>>

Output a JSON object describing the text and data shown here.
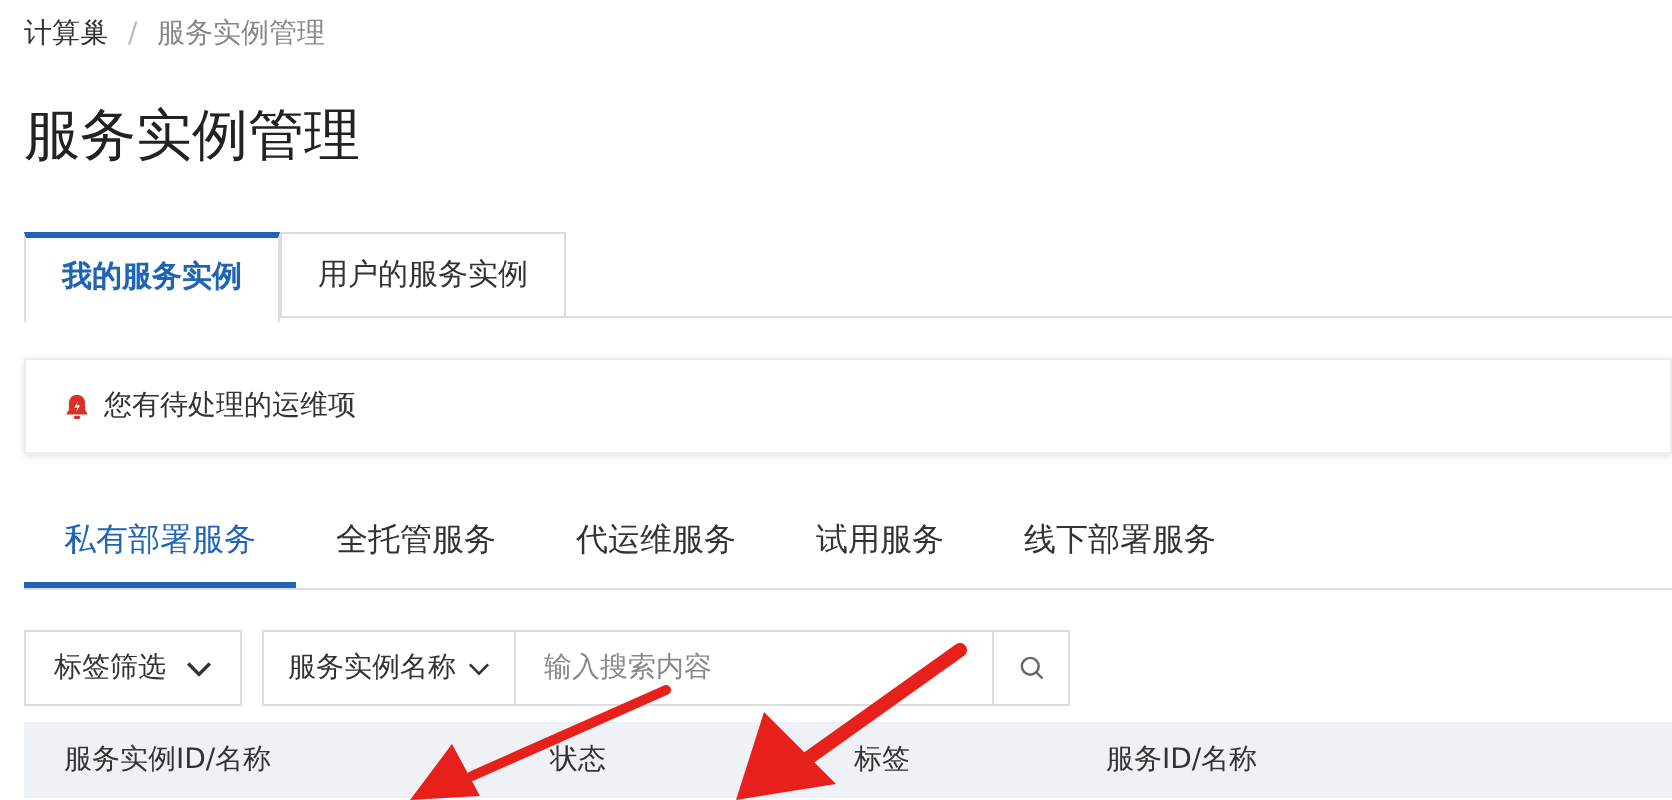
{
  "breadcrumb": [
    "计算巢",
    "服务实例管理"
  ],
  "breadcrumb_separator": "/",
  "title": "服务实例管理",
  "tabs": [
    {
      "label": "我的服务实例",
      "selected": true
    },
    {
      "label": "用户的服务实例",
      "selected": false
    }
  ],
  "alert": {
    "text": "您有待处理的运维项"
  },
  "subtabs": [
    {
      "label": "私有部署服务",
      "selected": true
    },
    {
      "label": "全托管服务",
      "selected": false
    },
    {
      "label": "代运维服务",
      "selected": false
    },
    {
      "label": "试用服务",
      "selected": false
    },
    {
      "label": "线下部署服务",
      "selected": false
    }
  ],
  "filters": {
    "tag_filter": "标签筛选",
    "field_select": "服务实例名称",
    "search": {
      "placeholder": "输入搜索内容"
    }
  },
  "table": {
    "columns": [
      "服务实例ID/名称",
      "状态",
      "标签",
      "服务ID/名称"
    ]
  }
}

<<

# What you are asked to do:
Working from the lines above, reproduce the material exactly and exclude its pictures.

# Answer space:
Output a JSON object describing the text and data shown here.
{
  "breadcrumb": [
    "计算巢",
    "服务实例管理"
  ],
  "breadcrumb_separator": "/",
  "title": "服务实例管理",
  "tabs": [
    {
      "label": "我的服务实例",
      "selected": true
    },
    {
      "label": "用户的服务实例",
      "selected": false
    }
  ],
  "alert": {
    "text": "您有待处理的运维项"
  },
  "subtabs": [
    {
      "label": "私有部署服务",
      "selected": true
    },
    {
      "label": "全托管服务",
      "selected": false
    },
    {
      "label": "代运维服务",
      "selected": false
    },
    {
      "label": "试用服务",
      "selected": false
    },
    {
      "label": "线下部署服务",
      "selected": false
    }
  ],
  "filters": {
    "tag_filter": "标签筛选",
    "field_select": "服务实例名称",
    "search": {
      "placeholder": "输入搜索内容"
    }
  },
  "table": {
    "columns": [
      "服务实例ID/名称",
      "状态",
      "标签",
      "服务ID/名称"
    ]
  }
}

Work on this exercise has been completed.